Dissimilarly, almost all of the assets of a REIT are buildings or property which clearly don’t suffer from typical depreciation and may actually appreciate over time, depending on where they are situated or how they are maintained. So depreciation is eliminated from the accounting mix, and a measure known as Funds From Operations, or FFO is calculated. A more precise measure, Adjusted Funds From Operations, or AFFO, takes recurring capex and other charges into account and is seen as an even more accurate measure of how much free cash the trust has available to pay shareholders on a quarterly basis.
Why You Should Consider Them Now
In an era of low interest rates, income generating assets continue to be given a premium valuation by the market. I would argue that REITs are no exception. Many REITs are viewed as highly interest rate sensitive and tend to trade along with the bond market. Over the past six months, longer-term interest rates have been creeping up, which has lead to a meaningful sell off in many REITs.
Some REITs have dropped in value by as much as 20 percent. While it is certainly possible that sell offs will get deeper if rates rise further, I think now is a good time to dip in, with the assumption that there is a low likelihood of a rampant rate rise.
Some may argue that buying intermediate-term bonds is a safer play than investing in real estate assets – and that may be true. However, most REITs have associated dividend growth, raising their dividends annually for shareholders – a feature that few bonds possess.

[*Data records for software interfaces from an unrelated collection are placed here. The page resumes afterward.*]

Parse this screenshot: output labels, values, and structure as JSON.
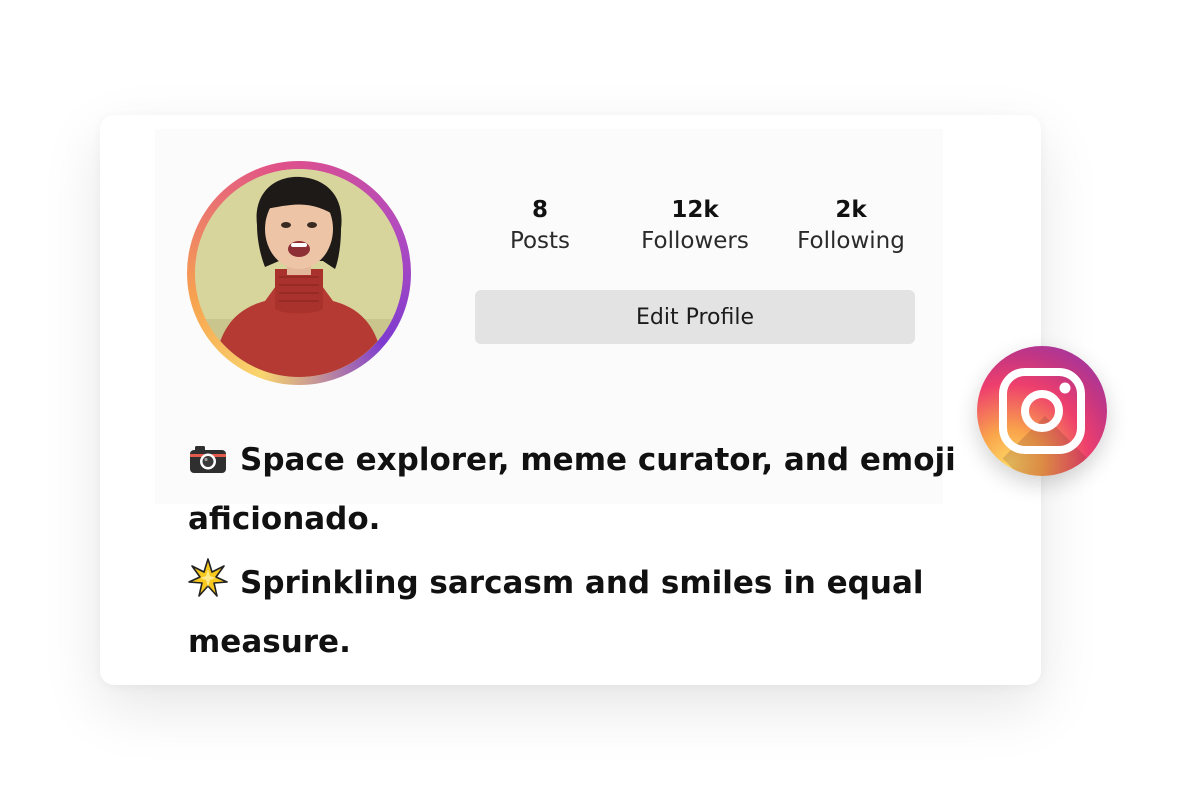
{
  "profile": {
    "avatar_alt": "profile photo",
    "stats": [
      {
        "value": "8",
        "label": "Posts"
      },
      {
        "value": "12k",
        "label": "Followers"
      },
      {
        "value": "2k",
        "label": "Following"
      }
    ],
    "edit_profile_label": "Edit Profile",
    "bio": [
      {
        "emoji": "camera-icon",
        "text": "Space explorer, meme curator, and emoji aficionado."
      },
      {
        "emoji": "sparkle-icon",
        "text": "Sprinkling sarcasm and smiles in equal measure."
      }
    ]
  },
  "badge": {
    "icon": "instagram-icon"
  },
  "colors": {
    "card_bg": "#ffffff",
    "button_bg": "#e3e3e3",
    "gradient_start": "#fdd663",
    "gradient_mid": "#ee3f6d",
    "gradient_end": "#8a3ab9"
  }
}
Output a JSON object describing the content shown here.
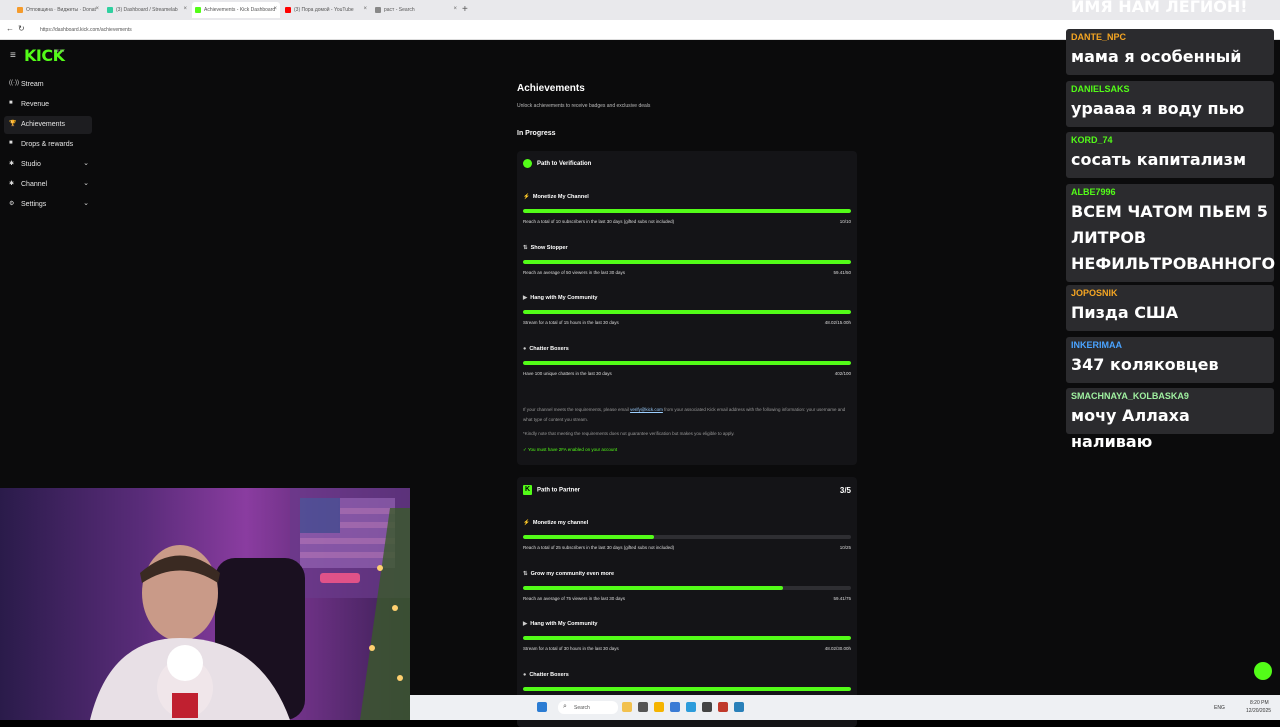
{
  "browser": {
    "tabs": [
      {
        "label": "Отповщина · Виджеты · Donat",
        "active": false,
        "color": "#f59b2b"
      },
      {
        "label": "(3) Dashboard / Streamelab",
        "active": false,
        "color": "#2fd0a0"
      },
      {
        "label": "Achievements - Kick Dashboard",
        "active": true,
        "color": "#53fc18"
      },
      {
        "label": "(3) Пора домой - YouTube",
        "active": false,
        "color": "#ff0000"
      },
      {
        "label": "раст - Search",
        "active": false,
        "color": "#888888"
      }
    ],
    "new_tab": "+",
    "url": "https://dashboard.kick.com/achievements"
  },
  "sidebar": {
    "logo": "KICK",
    "items": [
      {
        "label": "Stream",
        "icon": "broadcast-icon",
        "glyph": "((·))",
        "expand": false,
        "active": false
      },
      {
        "label": "Revenue",
        "icon": "revenue-icon",
        "glyph": "■",
        "expand": false,
        "active": false
      },
      {
        "label": "Achievements",
        "icon": "trophy-icon",
        "glyph": "🏆",
        "expand": false,
        "active": true
      },
      {
        "label": "Drops & rewards",
        "icon": "gift-icon",
        "glyph": "■",
        "expand": false,
        "active": false
      },
      {
        "label": "Studio",
        "icon": "studio-icon",
        "glyph": "✱",
        "expand": true,
        "active": false
      },
      {
        "label": "Channel",
        "icon": "channel-icon",
        "glyph": "✱",
        "expand": true,
        "active": false
      },
      {
        "label": "Settings",
        "icon": "gear-icon",
        "glyph": "⚙",
        "expand": true,
        "active": false
      }
    ]
  },
  "main": {
    "title": "Achievements",
    "subtitle": "Unlock achievements to receive badges and exclusive deals",
    "section": "In Progress",
    "verification": {
      "title": "Path to Verification",
      "items": [
        {
          "name": "Monetize My Channel",
          "icon": "⚡",
          "desc": "Reach a total of 10 subscribers in the last 30 days (gifted subs not included)",
          "value": "10/10",
          "progress": 1.0
        },
        {
          "name": "Show Stopper",
          "icon": "⇅",
          "desc": "Reach an average of 50 viewers in the last 30 days",
          "value": "59.41/50",
          "progress": 1.0
        },
        {
          "name": "Hang with My Community",
          "icon": "▶",
          "desc": "Stream for a total of 15 hours in the last 30 days",
          "value": "48.02/15.00h",
          "progress": 1.0
        },
        {
          "name": "Chatter Boxers",
          "icon": "●",
          "desc": "Have 100 unique chatters in the last 30 days",
          "value": "402/100",
          "progress": 1.0
        }
      ],
      "info_pre": "If your channel meets the requirements, please email ",
      "info_link": "verify@kick.com",
      "info_post": " from your associated Kick email address with the following information: your username and what type of content you stream.",
      "note": "*Kindly note that meeting the requirements does not guarantee verification but makes you eligible to apply.",
      "twofa": "✓  You must have 2FA enabled on your account"
    },
    "partner": {
      "title": "Path to Partner",
      "count": "3/5",
      "items": [
        {
          "name": "Monetize my channel",
          "icon": "⚡",
          "desc": "Reach a total of 25 subscribers in the last 30 days (gifted subs not included)",
          "value": "10/25",
          "progress": 0.4
        },
        {
          "name": "Grow my community even more",
          "icon": "⇅",
          "desc": "Reach an average of 75 viewers in the last 30 days",
          "value": "59.41/75",
          "progress": 0.792
        },
        {
          "name": "Hang with My Community",
          "icon": "▶",
          "desc": "Stream for a total of 30 hours in the last 30 days",
          "value": "48.02/30.00h",
          "progress": 1.0
        },
        {
          "name": "Chatter Boxers",
          "icon": "●",
          "desc": "",
          "value": "",
          "progress": 1.0
        }
      ]
    }
  },
  "chat": {
    "header_text": "ИМЯ НАМ ЛЕГИОН!",
    "messages": [
      {
        "user": "DANTE_NPC",
        "text": "мама я особенный",
        "color": "#f5a623"
      },
      {
        "user": "DANIELSAKS",
        "text": "урааaa я воду пью",
        "color": "#53fc18"
      },
      {
        "user": "KORD_74",
        "text": "сосать капитализм",
        "color": "#53fc18"
      },
      {
        "user": "ALBE7996",
        "text": "ВСЕМ ЧАТОМ ПЬЕМ 5 ЛИТРОВ НЕФИЛЬТРОВАННОГО",
        "color": "#53fc18"
      },
      {
        "user": "JOPOSNIK",
        "text": "Пизда США",
        "color": "#f5a623"
      },
      {
        "user": "INKERIMAA",
        "text": "347 коляковцев",
        "color": "#4aa3ff"
      },
      {
        "user": "SMACHNAYA_KOLBASKA9",
        "text": "мочу Аллаха наливаю",
        "color": "#9ff0a0"
      }
    ]
  },
  "taskbar": {
    "search": "Search",
    "tray_lang": "ENG",
    "time": "8:20 PM",
    "date": "12/20/2025"
  }
}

If, for example, you buy shares in apartment REIT Mid-America Apartment Communities (MAA) today, a REIT I personally own, your yield will be right around 4 percent. Depending on the credit quality, you may be able to find a 10-year bond with a higher yield.
However, I’m expecting that MAA’s dividend will rise at least 5% over the next 10 years. If it does, my yield on cost will rise to roughly 6.5 percent. When a 10-year bond matures, it is difficult to predict where yields may sit. REITs and other conservative dividend growth vehicles provide inflation protection that bonds don’t.
What Should You Buy?
Since different investors require more diversification and may comfortable taking on more risk than others, it’s difficult to recommend REITs that will make sense for everyone. Allocation of somewhere between 5 and 15% of total assets would represent reasonable exposure to REITs in my opinion.
For those more conservative, some of your mega-cap REITs like Simon Property (SPG), health-care property owner HCN and commercial landlord Realty Income (O), as well as Mid-America Apartment are some ideas.
For those more aggressive I would look at NorthStar Realty Finance (NRF), New Senior Investment Group (SNR), and STORE Capital (STOR).
The recent REIT sell off has provided an opportunity for investors to grab some improved and growing yields. Since the forward rate environment is still difficult to predict, if you are new to the space, while I wouldn’t be afraid to nibble, I’d probably recommend against going hog wild.